### What the task requires
Where does the string "Sample" appear in the records? Copy every line that contains it.

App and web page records
'''

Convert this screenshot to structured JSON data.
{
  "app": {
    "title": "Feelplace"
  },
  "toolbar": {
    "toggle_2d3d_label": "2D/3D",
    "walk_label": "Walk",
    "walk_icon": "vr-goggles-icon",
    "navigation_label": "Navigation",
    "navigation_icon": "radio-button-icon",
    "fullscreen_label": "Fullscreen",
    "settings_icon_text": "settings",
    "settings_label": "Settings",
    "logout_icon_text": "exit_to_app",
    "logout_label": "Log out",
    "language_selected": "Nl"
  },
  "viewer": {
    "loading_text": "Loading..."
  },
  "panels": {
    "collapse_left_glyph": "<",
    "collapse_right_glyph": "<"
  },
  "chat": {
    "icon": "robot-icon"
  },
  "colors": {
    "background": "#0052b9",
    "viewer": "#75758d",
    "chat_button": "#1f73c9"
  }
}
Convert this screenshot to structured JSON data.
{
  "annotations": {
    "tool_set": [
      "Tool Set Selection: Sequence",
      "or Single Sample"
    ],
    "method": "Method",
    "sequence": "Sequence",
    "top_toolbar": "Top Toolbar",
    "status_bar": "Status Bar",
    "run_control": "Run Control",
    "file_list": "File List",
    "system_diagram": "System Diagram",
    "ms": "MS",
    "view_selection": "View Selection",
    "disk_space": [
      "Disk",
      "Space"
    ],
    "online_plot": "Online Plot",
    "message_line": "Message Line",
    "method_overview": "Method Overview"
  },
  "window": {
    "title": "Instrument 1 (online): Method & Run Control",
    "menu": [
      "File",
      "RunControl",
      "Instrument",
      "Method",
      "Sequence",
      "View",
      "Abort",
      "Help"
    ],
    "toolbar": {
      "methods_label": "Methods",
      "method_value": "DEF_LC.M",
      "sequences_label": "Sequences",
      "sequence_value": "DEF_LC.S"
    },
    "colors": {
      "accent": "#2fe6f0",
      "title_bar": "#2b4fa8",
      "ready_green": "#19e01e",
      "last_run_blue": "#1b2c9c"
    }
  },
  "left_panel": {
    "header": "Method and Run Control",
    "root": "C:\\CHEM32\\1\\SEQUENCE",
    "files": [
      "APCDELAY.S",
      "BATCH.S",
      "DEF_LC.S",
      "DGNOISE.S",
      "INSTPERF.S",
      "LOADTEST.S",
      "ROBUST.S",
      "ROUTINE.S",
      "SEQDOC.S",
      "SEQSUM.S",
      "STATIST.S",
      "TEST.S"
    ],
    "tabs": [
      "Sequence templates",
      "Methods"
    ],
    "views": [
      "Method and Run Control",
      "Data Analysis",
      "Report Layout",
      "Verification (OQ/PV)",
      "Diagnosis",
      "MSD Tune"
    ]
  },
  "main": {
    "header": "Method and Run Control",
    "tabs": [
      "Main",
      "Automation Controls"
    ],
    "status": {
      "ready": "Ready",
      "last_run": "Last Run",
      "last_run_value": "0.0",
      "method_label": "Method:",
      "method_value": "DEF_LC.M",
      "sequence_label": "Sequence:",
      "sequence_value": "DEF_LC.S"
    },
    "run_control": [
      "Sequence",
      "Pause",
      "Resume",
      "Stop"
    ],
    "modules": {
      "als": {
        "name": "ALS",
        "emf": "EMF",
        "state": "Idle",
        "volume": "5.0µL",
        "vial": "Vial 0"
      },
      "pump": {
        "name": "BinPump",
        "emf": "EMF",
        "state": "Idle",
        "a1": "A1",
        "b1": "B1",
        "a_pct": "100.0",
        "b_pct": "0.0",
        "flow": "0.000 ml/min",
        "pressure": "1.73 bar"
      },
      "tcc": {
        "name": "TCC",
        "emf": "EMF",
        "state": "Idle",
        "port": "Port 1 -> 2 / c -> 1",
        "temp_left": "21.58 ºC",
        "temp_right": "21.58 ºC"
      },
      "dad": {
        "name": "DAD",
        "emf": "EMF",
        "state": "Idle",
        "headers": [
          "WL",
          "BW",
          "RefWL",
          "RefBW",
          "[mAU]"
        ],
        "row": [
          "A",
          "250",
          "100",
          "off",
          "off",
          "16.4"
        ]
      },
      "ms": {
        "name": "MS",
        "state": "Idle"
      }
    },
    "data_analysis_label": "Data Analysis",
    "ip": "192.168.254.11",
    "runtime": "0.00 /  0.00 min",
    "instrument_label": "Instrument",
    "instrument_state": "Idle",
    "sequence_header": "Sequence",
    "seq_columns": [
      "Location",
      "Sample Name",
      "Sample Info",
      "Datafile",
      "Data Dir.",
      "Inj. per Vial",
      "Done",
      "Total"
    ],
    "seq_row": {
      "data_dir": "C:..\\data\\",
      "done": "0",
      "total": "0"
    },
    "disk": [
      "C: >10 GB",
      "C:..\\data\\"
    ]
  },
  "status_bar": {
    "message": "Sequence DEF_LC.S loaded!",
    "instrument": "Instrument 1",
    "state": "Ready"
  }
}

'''

### Reply to the task
      "or Single Sample"
      "Sample Name",
      "Sample Info",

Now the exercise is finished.